Black Routes West on L3 in the Power of Place section has an exhibit about Charles Rothwell, a cowboy from Dearfield, Colorado, including a photo, wool felt hat, rope and boots on loan from Denver’s Black American West Museum and Heritage Center.
Carlotta Walls LaNier was the youngest student selected to integrate Little Rock High School. Her skirt and blouse worn on the first day of school is displayed on Level C2, along with her 10th-grade report card. LaNier has lived in Colorado for many years and donated these items to the museum.
A Lesser Experience: The Newseum
Ok, to stay within the theme of this post, I was tempted to call this “It was the worst of museum visits”, but that would be an exaggeration. It probably wasn’t the “worst.”
As a journalism major in college and news junkie, I had looked forward to visiting the Newseum for years. While I’m willing to return and give the museum another chance, my visit was disappointing. And I’m not sure I’ll return because the museum is so expensive!
At $24.95 per adult, this museum is a stark contrast to the Smithsonian Museums. To be fair, you can purchase your tickets in advance for a 15% discount and you can use your ticket to come back the next day, but still . . .
Most disappointing about the Newseum is how overwhelming the experience is. Visually cluttered and confusing, the exhibits can be hard to navigate and filter, leaving your brain exhausted all too soon. The constant noise coming from video screens doesn’t help.
The problem is that some of the Newseum’s exhibits include a lot of information about an event (9-11,The Berlin Wall, the Civil Rights Movement), which muddles the explanations about how the event was covered by the press. And all of the exhibits suffer from the clutter of so much description, which almost hides the artifacts that are important. I tried to skim the text and look for artifacts that would mean something to me, but it was difficult and tiring. The Newseum needs better emphasis on items that deserve our focus, for example Tim Russert’s “Florida!

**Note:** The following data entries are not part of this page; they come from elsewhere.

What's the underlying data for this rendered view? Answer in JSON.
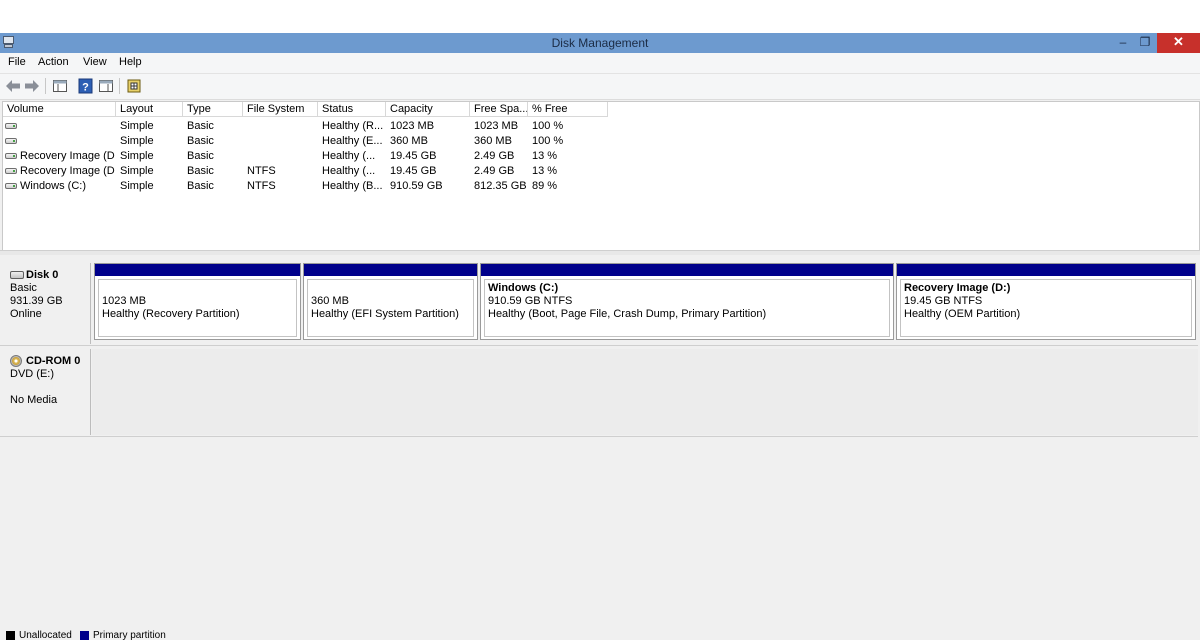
{
  "window": {
    "title": "Disk Management"
  },
  "window_controls": {
    "minimize": "–",
    "restore": "❐",
    "close": "✕"
  },
  "menu": [
    "File",
    "Action",
    "View",
    "Help"
  ],
  "toolbar_icons": [
    "back-icon",
    "forward-icon",
    "console-tree-icon",
    "help-icon",
    "properties-icon",
    "settings-icon"
  ],
  "volume_list": {
    "columns": [
      "Volume",
      "Layout",
      "Type",
      "File System",
      "Status",
      "Capacity",
      "Free Spa...",
      "% Free"
    ],
    "rows": [
      {
        "volume": "",
        "layout": "Simple",
        "type": "Basic",
        "fs": "",
        "status": "Healthy (R...",
        "capacity": "1023 MB",
        "free": "1023 MB",
        "pct": "100 %"
      },
      {
        "volume": "",
        "layout": "Simple",
        "type": "Basic",
        "fs": "",
        "status": "Healthy (E...",
        "capacity": "360 MB",
        "free": "360 MB",
        "pct": "100 %"
      },
      {
        "volume": "Recovery Image (D:)",
        "layout": "Simple",
        "type": "Basic",
        "fs": "",
        "status": "Healthy (...",
        "capacity": "19.45 GB",
        "free": "2.49 GB",
        "pct": "13 %"
      },
      {
        "volume": "Recovery Image (D:)",
        "layout": "Simple",
        "type": "Basic",
        "fs": "NTFS",
        "status": "Healthy (...",
        "capacity": "19.45 GB",
        "free": "2.49 GB",
        "pct": "13 %"
      },
      {
        "volume": "Windows (C:)",
        "layout": "Simple",
        "type": "Basic",
        "fs": "NTFS",
        "status": "Healthy (B...",
        "capacity": "910.59 GB",
        "free": "812.35 GB",
        "pct": "89 %"
      }
    ]
  },
  "disks": [
    {
      "name": "Disk 0",
      "type": "Basic",
      "size": "931.39 GB",
      "state": "Online",
      "partitions": [
        {
          "name": "",
          "size": "1023 MB",
          "status": "Healthy (Recovery Partition)"
        },
        {
          "name": "",
          "size": "360 MB",
          "status": "Healthy (EFI System Partition)"
        },
        {
          "name": "Windows  (C:)",
          "size": "910.59 GB NTFS",
          "status": "Healthy (Boot, Page File, Crash Dump, Primary Partition)"
        },
        {
          "name": "Recovery Image  (D:)",
          "size": "19.45 GB NTFS",
          "status": "Healthy (OEM Partition)"
        }
      ]
    },
    {
      "name": "CD-ROM 0",
      "type": "DVD (E:)",
      "media": "No Media"
    }
  ],
  "legend": [
    {
      "label": "Unallocated",
      "color": "#000000"
    },
    {
      "label": "Primary partition",
      "color": "#00008b"
    }
  ]
}
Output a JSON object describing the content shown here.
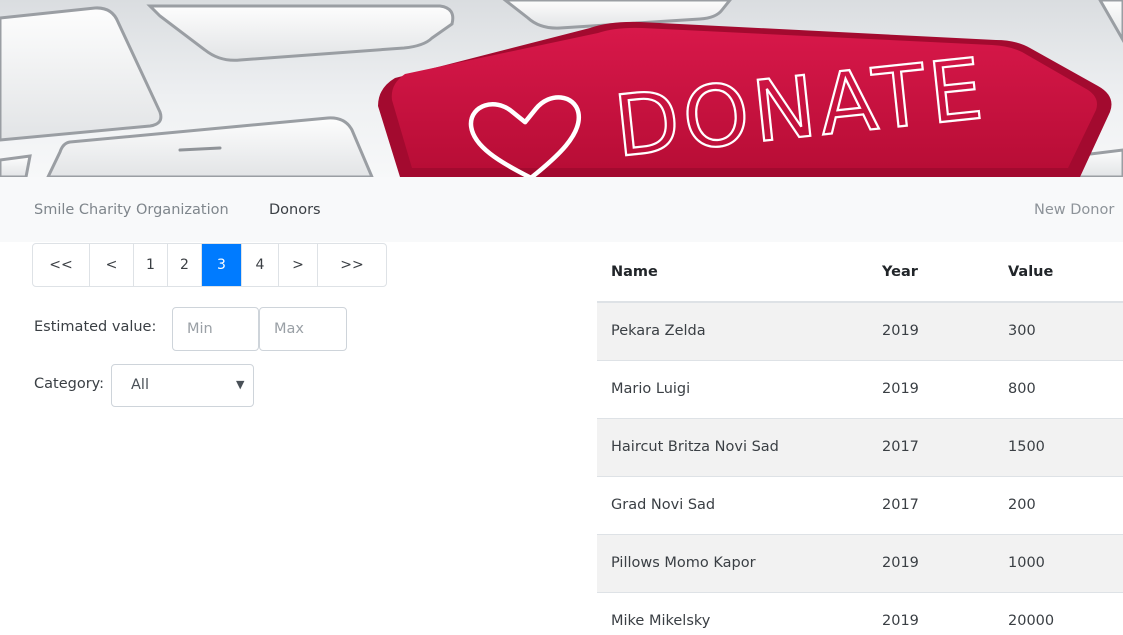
{
  "hero": {
    "key_text": "DONATE",
    "key_color": "#c8103e",
    "icon": "heart-icon"
  },
  "navbar": {
    "brand": "Smile Charity Organization",
    "donors_link": "Donors",
    "new_donor_link": "New Donor"
  },
  "pagination": {
    "first": "<<",
    "prev": "<",
    "pages": [
      "1",
      "2",
      "3",
      "4"
    ],
    "current": "3",
    "next": ">",
    "last": ">>",
    "active_color": "#007bff"
  },
  "filters": {
    "estimated_label": "Estimated value:",
    "min_placeholder": "Min",
    "max_placeholder": "Max",
    "category_label": "Category:",
    "category_selected": "All"
  },
  "table": {
    "headers": [
      "Name",
      "Year",
      "Value"
    ],
    "rows": [
      [
        "Pekara Zelda",
        "2019",
        "300"
      ],
      [
        "Mario Luigi",
        "2019",
        "800"
      ],
      [
        "Haircut Britza Novi Sad",
        "2017",
        "1500"
      ],
      [
        "Grad Novi Sad",
        "2017",
        "200"
      ],
      [
        "Pillows Momo Kapor",
        "2019",
        "1000"
      ],
      [
        "Mike Mikelsky",
        "2019",
        "20000"
      ]
    ]
  }
}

Florida! Florida!” white board, Margaret Bourke-White’s camera, a reporter’s notepad with notes about the Monica Lewinsky scandal, and Daniel Pearl’s laptop, passport and other reporting tools. I hate to think that I might have missed items like these if I weren’t so focused and persistent. Of course, it’s hard to miss Helen Thomas’s bright red suit, which was a joy to see.
A favorite was the powerful exhibit about freelance news photographer Bill Biggart who passed away while capturing images of the World Trade Center on Sept. 11, 2001. The exhibit is powerful and educational, but requires you to walk around to the backside of a wall in the World Trade Center exhibit to find it.
Also, visit the outdoor terrace at the top of the building. Great views of the Capitol, especially in the late afternoon sun.
For the life of me I can’t understand why one of the first exhibits on the walk through the museum is about the Kennedy family in the White House. While the photos are excellent, I can’t imagine why this is the introduction to understanding the history of journalism or modern-day challenges. Someone has an obsession that they took too far and that younger generations won’t find relatable. (This exhibit is temporary and marks the 100th anniversary of President Kennedy’s birth.)
And, seriously, an exhibit about the “first dogs”? In a museum about journalism? (silently screaming inside)
Only go to the Newseum if you are a die-hard news geek. I’ll probably return, but alone so I can really take my time and obsess for hours.
Don’t take young children, and you can probably skip it for most teenagers. I’d only bring a kid who has a strong interest in journalism and a strong understanding of history. If you do bring kids, head as quickly as possible to the interactive news room on Level 2. The kids there seemed to be having fun.